- Task
The result should be the listing below, restated exactly, with its pictures left out.

##########

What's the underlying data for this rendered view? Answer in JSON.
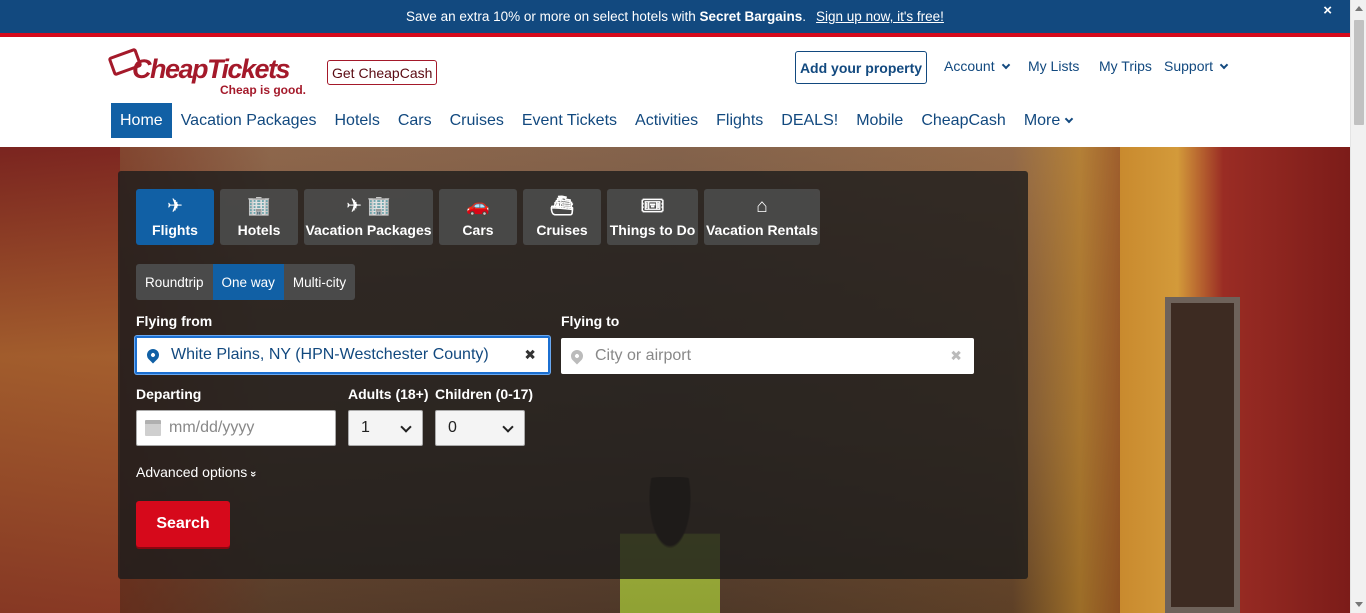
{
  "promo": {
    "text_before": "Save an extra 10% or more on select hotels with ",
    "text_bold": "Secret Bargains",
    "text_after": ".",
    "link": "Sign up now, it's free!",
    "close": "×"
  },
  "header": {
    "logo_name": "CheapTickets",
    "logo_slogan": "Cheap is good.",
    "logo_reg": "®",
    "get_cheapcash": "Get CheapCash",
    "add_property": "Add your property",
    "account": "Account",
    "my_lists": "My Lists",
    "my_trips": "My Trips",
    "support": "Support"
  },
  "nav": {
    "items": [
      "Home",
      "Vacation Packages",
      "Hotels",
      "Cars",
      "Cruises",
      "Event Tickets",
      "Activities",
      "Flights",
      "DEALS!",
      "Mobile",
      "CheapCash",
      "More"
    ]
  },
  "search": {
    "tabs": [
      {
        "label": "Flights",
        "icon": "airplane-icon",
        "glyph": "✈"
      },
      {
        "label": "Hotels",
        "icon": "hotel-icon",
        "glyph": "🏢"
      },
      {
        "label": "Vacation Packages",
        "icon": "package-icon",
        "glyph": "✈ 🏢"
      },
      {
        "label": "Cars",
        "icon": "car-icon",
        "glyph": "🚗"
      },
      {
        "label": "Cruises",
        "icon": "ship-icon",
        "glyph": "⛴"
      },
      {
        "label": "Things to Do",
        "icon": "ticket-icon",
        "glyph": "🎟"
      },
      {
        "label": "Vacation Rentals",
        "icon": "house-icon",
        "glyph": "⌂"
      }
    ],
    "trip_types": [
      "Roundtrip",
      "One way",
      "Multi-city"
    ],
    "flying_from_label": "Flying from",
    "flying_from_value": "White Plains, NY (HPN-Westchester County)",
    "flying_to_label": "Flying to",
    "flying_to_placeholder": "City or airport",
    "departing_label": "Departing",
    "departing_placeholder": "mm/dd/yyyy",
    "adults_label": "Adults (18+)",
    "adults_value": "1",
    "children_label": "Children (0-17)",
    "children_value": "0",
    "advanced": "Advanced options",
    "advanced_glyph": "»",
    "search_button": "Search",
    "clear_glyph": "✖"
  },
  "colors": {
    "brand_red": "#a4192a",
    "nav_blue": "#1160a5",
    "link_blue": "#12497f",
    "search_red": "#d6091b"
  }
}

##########

- Answer to this task
What's the underlying data for this rendered view? Answer in JSON.
{
  "promo": {
    "text_before": "Save an extra 10% or more on select hotels with ",
    "text_bold": "Secret Bargains",
    "text_after": ".",
    "link": "Sign up now, it's free!",
    "close": "×"
  },
  "header": {
    "logo_name": "CheapTickets",
    "logo_slogan": "Cheap is good.",
    "logo_reg": "®",
    "get_cheapcash": "Get CheapCash",
    "add_property": "Add your property",
    "account": "Account",
    "my_lists": "My Lists",
    "my_trips": "My Trips",
    "support": "Support"
  },
  "nav": {
    "items": [
      "Home",
      "Vacation Packages",
      "Hotels",
      "Cars",
      "Cruises",
      "Event Tickets",
      "Activities",
      "Flights",
      "DEALS!",
      "Mobile",
      "CheapCash",
      "More"
    ]
  },
  "search": {
    "tabs": [
      {
        "label": "Flights",
        "icon": "airplane-icon",
        "glyph": "✈"
      },
      {
        "label": "Hotels",
        "icon": "hotel-icon",
        "glyph": "🏢"
      },
      {
        "label": "Vacation Packages",
        "icon": "package-icon",
        "glyph": "✈ 🏢"
      },
      {
        "label": "Cars",
        "icon": "car-icon",
        "glyph": "🚗"
      },
      {
        "label": "Cruises",
        "icon": "ship-icon",
        "glyph": "⛴"
      },
      {
        "label": "Things to Do",
        "icon": "ticket-icon",
        "glyph": "🎟"
      },
      {
        "label": "Vacation Rentals",
        "icon": "house-icon",
        "glyph": "⌂"
      }
    ],
    "trip_types": [
      "Roundtrip",
      "One way",
      "Multi-city"
    ],
    "flying_from_label": "Flying from",
    "flying_from_value": "White Plains, NY (HPN-Westchester County)",
    "flying_to_label": "Flying to",
    "flying_to_placeholder": "City or airport",
    "departing_label": "Departing",
    "departing_placeholder": "mm/dd/yyyy",
    "adults_label": "Adults (18+)",
    "adults_value": "1",
    "children_label": "Children (0-17)",
    "children_value": "0",
    "advanced": "Advanced options",
    "advanced_glyph": "»",
    "search_button": "Search",
    "clear_glyph": "✖"
  },
  "colors": {
    "brand_red": "#a4192a",
    "nav_blue": "#1160a5",
    "link_blue": "#12497f",
    "search_red": "#d6091b"
  }
}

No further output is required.